he argues that we still need to do it to remember to reduce throttle and flare. Is he right? Would this be acceptable in a real lesson?
If you (for any value of "you") need a reminder for that, then you shouldn't be flying. Seriously. I suppose an instructor could accept needing to call it out or even do it themselves (while the student is following along) the first few times, but reducing power and initiating the flare at the correct point would be something a student would be expected to get the hang of fairly quickly. It doesn't need to be perfect early on, but it should be about right.
Look at it this way. In a small piston-engine airplane, the typical procedure for getting down on the ground after the turn to final is to establish yourself on or maintain an established proper glidepath while maintaining proper lateral position, correcting for wind if necessary; get to a low altitude roughly above but not before the threshold of the runway, with a moderate sink rate; and once you pass the threshold of the runway, flare to reduce to landing speed and arrest the descent, with the aim of touching down at landing speed, with basically zero vertical speed and aligned with the runway.
There's a million variations to this depending on the specifics of the airplane and the runway, and an instructor would help you work out the quirks of handling the particular model you're flying, but that's the gist of it.
To reduce power and flare are absolute cornerstones to getting down on the ground. It's not something that should need a reminder from a second person. It's not like there's a whole lot else going on in the cockpit at the time. (By the time you turn base, you should basically be set up for a landing.)
If you set the wheels on the ground with the engine power in, then at the very least you're going to use up more runway than you need to get stopped. Any good instructor would work with you to break that habit, because sooner or later you're going to be doing short-field landings, or even short-field stop-and-gos. In small airplanes, it's perfectly sufficient, and often encouraged, to fly a significant portion of the landing at a glide. (One instructor I've flown with likes to fly the whole base and final legs at glide, with the engine at idle, and to only push in a little throttle to correct if you end up low as a result.)

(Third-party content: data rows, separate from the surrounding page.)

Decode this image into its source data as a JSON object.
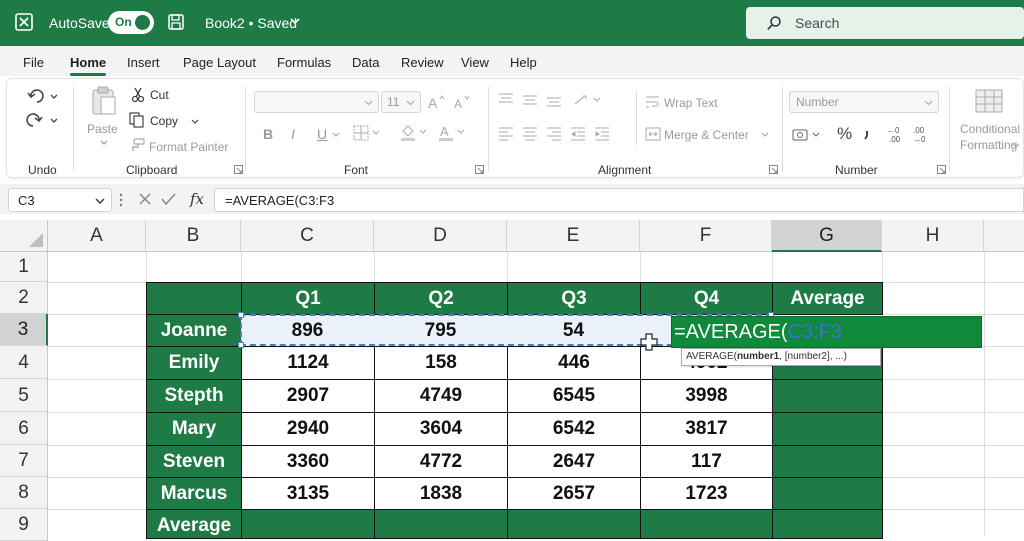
{
  "titlebar": {
    "autosave_label": "AutoSave",
    "autosave_toggle": "On",
    "book_title": "Book2 • Saved",
    "search_placeholder": "Search"
  },
  "menu": [
    "File",
    "Home",
    "Insert",
    "Page Layout",
    "Formulas",
    "Data",
    "Review",
    "View",
    "Help"
  ],
  "menu_active": "Home",
  "ribbon": {
    "undo_group": "Undo",
    "clipboard": {
      "paste": "Paste",
      "cut": "Cut",
      "copy": "Copy",
      "format_painter": "Format Painter",
      "group": "Clipboard"
    },
    "font": {
      "size": "11",
      "group": "Font",
      "bold": "B",
      "italic": "I",
      "underline": "U"
    },
    "alignment": {
      "wrap_text": "Wrap Text",
      "merge_center": "Merge & Center",
      "group": "Alignment"
    },
    "number": {
      "format": "Number",
      "percent": "%",
      "group": "Number"
    },
    "styles": {
      "conditional": "Conditional",
      "formatting": "Formatting"
    }
  },
  "formula_bar": {
    "name_box": "C3",
    "fx": "fx",
    "formula": "=AVERAGE(C3:F3"
  },
  "columns": [
    "A",
    "B",
    "C",
    "D",
    "E",
    "F",
    "G",
    "H"
  ],
  "selected_column": "G",
  "rows": [
    "1",
    "2",
    "3",
    "4",
    "5",
    "6",
    "7",
    "8",
    "9"
  ],
  "selected_row": "3",
  "table": {
    "headers": [
      "Q1",
      "Q2",
      "Q3",
      "Q4",
      "Average"
    ],
    "names": [
      "Joanne",
      "Emily",
      "Stepth",
      "Mary",
      "Steven",
      "Marcus",
      "Average"
    ],
    "values": [
      [
        "896",
        "795",
        "54",
        ""
      ],
      [
        "1124",
        "158",
        "446",
        "4902"
      ],
      [
        "2907",
        "4749",
        "6545",
        "3998"
      ],
      [
        "2940",
        "3604",
        "6542",
        "3817"
      ],
      [
        "3360",
        "4772",
        "2647",
        "117"
      ],
      [
        "3135",
        "1838",
        "2657",
        "1723"
      ]
    ]
  },
  "edit_cell": {
    "prefix": "=AVERAGE(",
    "ref": "C3:F3"
  },
  "tooltip": {
    "fn": "AVERAGE(",
    "arg1": "number1",
    "rest": ", [number2], ...)"
  },
  "colors": {
    "excel_green": "#1e7b45",
    "edit_green": "#0f8a3a",
    "ref_blue": "#3f6fd6"
  }
}
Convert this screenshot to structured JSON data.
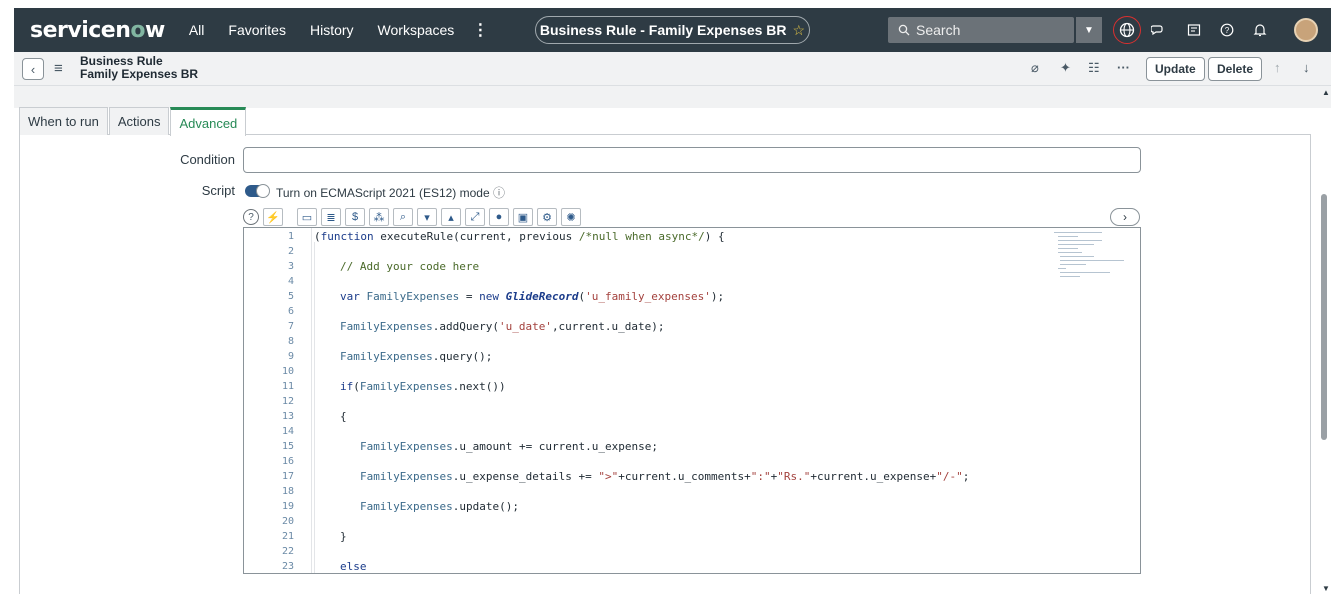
{
  "header": {
    "logo_part1": "servicen",
    "logo_o": "o",
    "logo_part2": "w",
    "nav": [
      "All",
      "Favorites",
      "History",
      "Workspaces"
    ],
    "context_title": "Business Rule - Family Expenses BR",
    "search_placeholder": "Search"
  },
  "record": {
    "type": "Business Rule",
    "name": "Family Expenses BR",
    "update_label": "Update",
    "delete_label": "Delete"
  },
  "tabs": [
    {
      "label": "When to run",
      "active": false
    },
    {
      "label": "Actions",
      "active": false
    },
    {
      "label": "Advanced",
      "active": true
    }
  ],
  "form": {
    "condition_label": "Condition",
    "condition_value": "",
    "script_label": "Script",
    "es_mode_label": "Turn on ECMAScript 2021 (ES12) mode"
  },
  "code_lines": [
    "1",
    "2",
    "3",
    "4",
    "5",
    "6",
    "7",
    "8",
    "9",
    "10",
    "11",
    "12",
    "13",
    "14",
    "15",
    "16",
    "17",
    "18",
    "19",
    "20",
    "21",
    "22",
    "23"
  ],
  "colors": {
    "nav_bg": "#2e3b44",
    "accent_green": "#278a56",
    "logo_o": "#81b5a1"
  }
}
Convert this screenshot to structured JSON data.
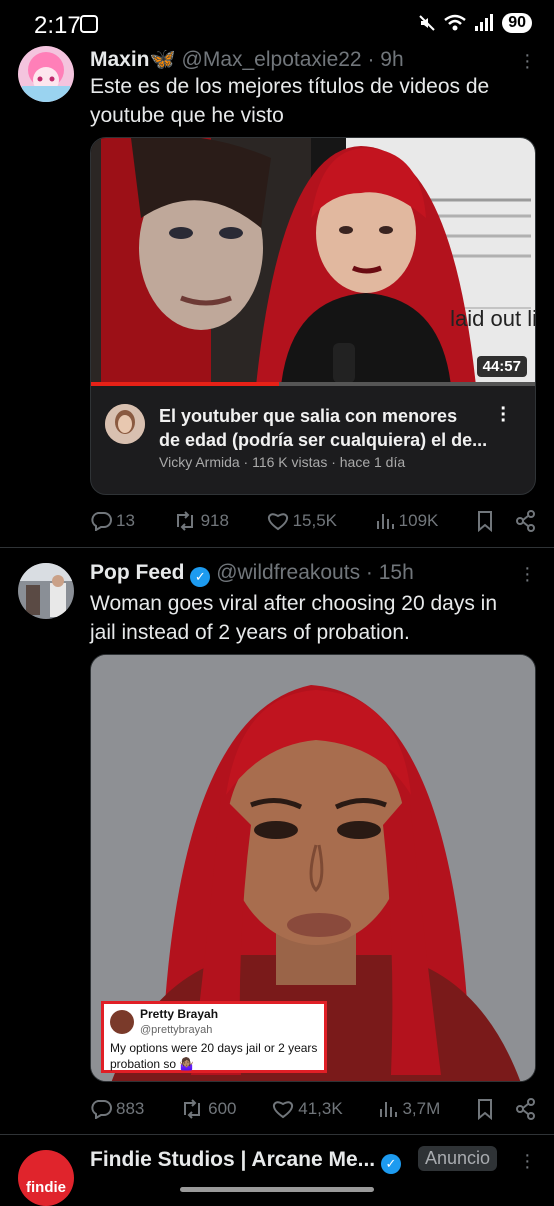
{
  "status_bar": {
    "time": "2:17",
    "battery": "90"
  },
  "tweets": [
    {
      "name": "Maxin",
      "handle": "@Max_elpotaxie22",
      "time": "· 9h",
      "text_line1": "Este es de los mejores títulos de videos de",
      "text_line2": "youtube que he visto",
      "video": {
        "duration": "44:57",
        "thumbnail_caption": "laid out li",
        "title_line1": "El youtuber que salia con menores",
        "title_line2": "de edad (podría ser cualquiera) el de...",
        "meta": "Vicky Armida · 116 K vistas · hace 1 día"
      },
      "replies": "13",
      "reposts": "918",
      "likes": "15,5K",
      "views": "109K"
    },
    {
      "name": "Pop Feed",
      "handle": "@wildfreakouts",
      "time": "· 15h",
      "text_line1": "Woman goes viral after choosing 20 days in",
      "text_line2": "jail instead of 2 years of probation.",
      "embedded": {
        "name": "Pretty Brayah",
        "handle": "@prettybrayah",
        "text_line1": "My options were 20 days jail or 2 years",
        "text_line2": "probation so 🤷🏽‍♀️"
      },
      "replies": "883",
      "reposts": "600",
      "likes": "41,3K",
      "views": "3,7M"
    },
    {
      "name": "Findie Studios | Arcane Me...",
      "badge": "Anuncio",
      "avatar_text": "findie"
    }
  ],
  "colors": {
    "background": "#000000",
    "secondary": "#71767b",
    "verified": "#1d9bf0",
    "red_hair": "#b3121d"
  }
}
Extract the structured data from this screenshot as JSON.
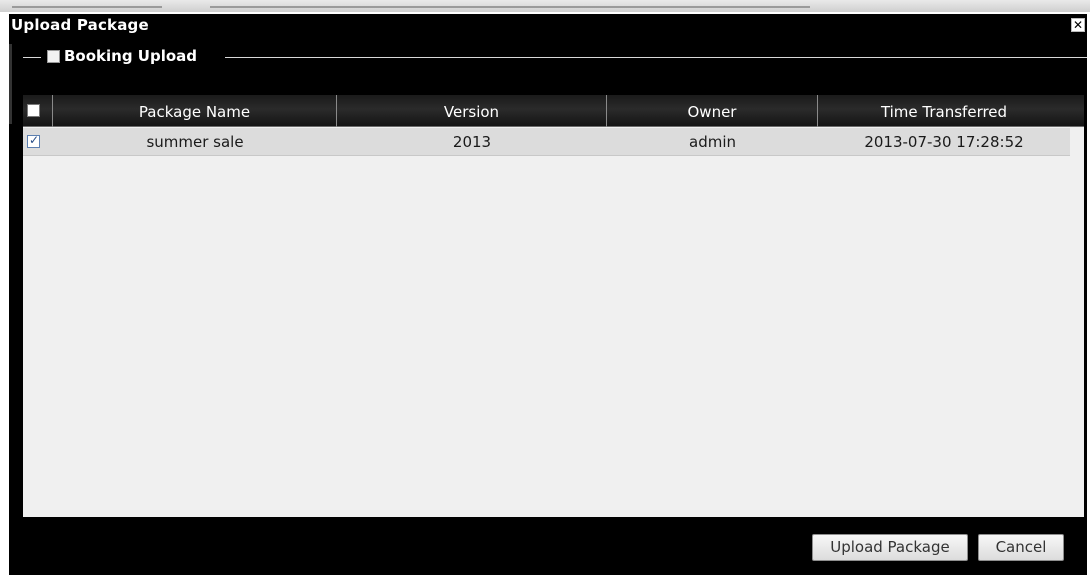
{
  "dialog": {
    "title": "Upload Package",
    "close_icon_glyph": "✕"
  },
  "fieldset": {
    "legend": "Booking Upload"
  },
  "grid": {
    "columns": [
      "Package Name",
      "Version",
      "Owner",
      "Time Transferred"
    ],
    "rows": [
      {
        "checked": true,
        "package_name": "summer sale",
        "version": "2013",
        "owner": "admin",
        "time_transferred": "2013-07-30 17:28:52"
      }
    ]
  },
  "buttons": {
    "upload": "Upload Package",
    "cancel": "Cancel"
  },
  "colors": {
    "dialog_bg": "#000000",
    "grid_bg": "#f0f0f0",
    "row_bg": "#dcdcdc",
    "header_text": "#ffffff"
  }
}
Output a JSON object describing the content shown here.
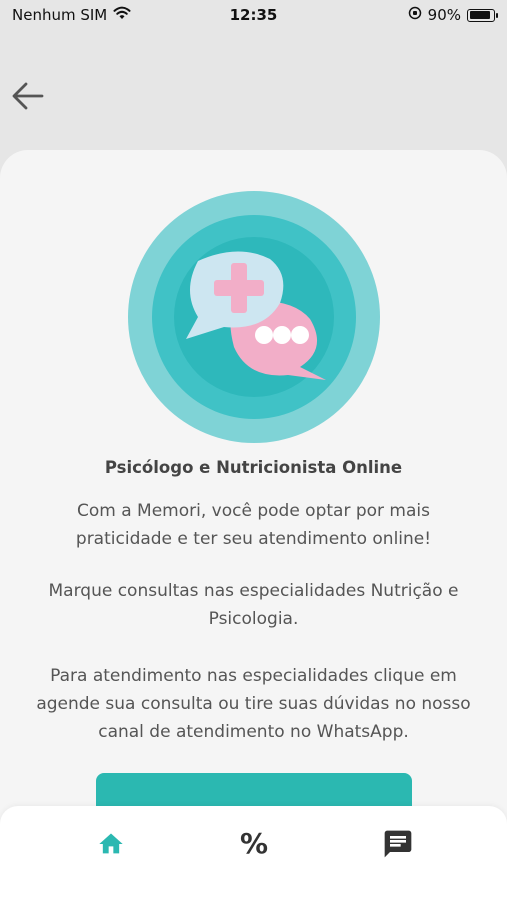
{
  "status_bar": {
    "carrier": "Nenhum SIM",
    "time": "12:35",
    "battery_percent": "90%",
    "battery_level": 0.9
  },
  "nav": {
    "back_icon": "arrow-left-icon"
  },
  "content": {
    "title": "Psicólogo e Nutricionista Online",
    "paragraph1": "Com a Memori, você pode optar por mais praticidade e ter seu atendimento online!",
    "paragraph2": "Marque consultas nas especialidades Nutrição e Psicologia.",
    "paragraph3": "Para atendimento nas especialidades clique em agende sua consulta ou tire suas dúvidas no nosso canal de atendimento no WhatsApp."
  },
  "bottom_nav": {
    "items": [
      {
        "icon": "home-icon",
        "active": true
      },
      {
        "icon": "percent-icon",
        "active": false
      },
      {
        "icon": "chat-icon",
        "active": false
      }
    ]
  },
  "colors": {
    "accent": "#2bb8b1",
    "background": "#e6e6e6",
    "card": "#f5f5f5",
    "bubble_blue": "#cde6f1",
    "bubble_pink": "#f2aec8"
  }
}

A more useful callout in a small airplane would probably be whether you're climbing above or sinking through a proper glidepath, as defined by touchdown on a desired point of the runway with no further glidepath adjustments. (I'm assuming here that your approach speed is well above stall speed and not higher than marginally below a limit speed, which may or may not be the case depending on the aircraft, its load, and configuration at the time; if your approach speed is close to stall speed or close to a limit speed, that's another thing to keep a very close eye on.) However, that's your <> responsibility as pilot, and likely also pilot in command, to judge correctly! Relying on another person in the airplane to make that judgement means you're losing valuable moments before correcting the error, even if that person reaches the same conclusion that you would at the same time you do, because that other person needs to (1) recognize the situation, (2) realize you're not correcting, (3) articulate the need to correct the situation, and (4) wait for you to take corrective action. This should rather be (1) recognize the situation, and (2) take corrective action.
More generally, if you (again for any value of "you") want to simulate flying an Airbus, then simulate flying an Airbus. Don't simulate flying a small single-engine piston propeller plane and pretend it's a commercial jetliner. If your simulator of choice doesn't offer Airbus models and you want to simulate flying an Airbus, get one that does offer Airbus models. (FlightGear is free and open source, hardly horrible, comes precompiled for Windows 7 and newer, and has a large selection of aircraft including the A300, A320 family, A340-600 and A380. I can't vouch for the accuracy of the modelling, though.)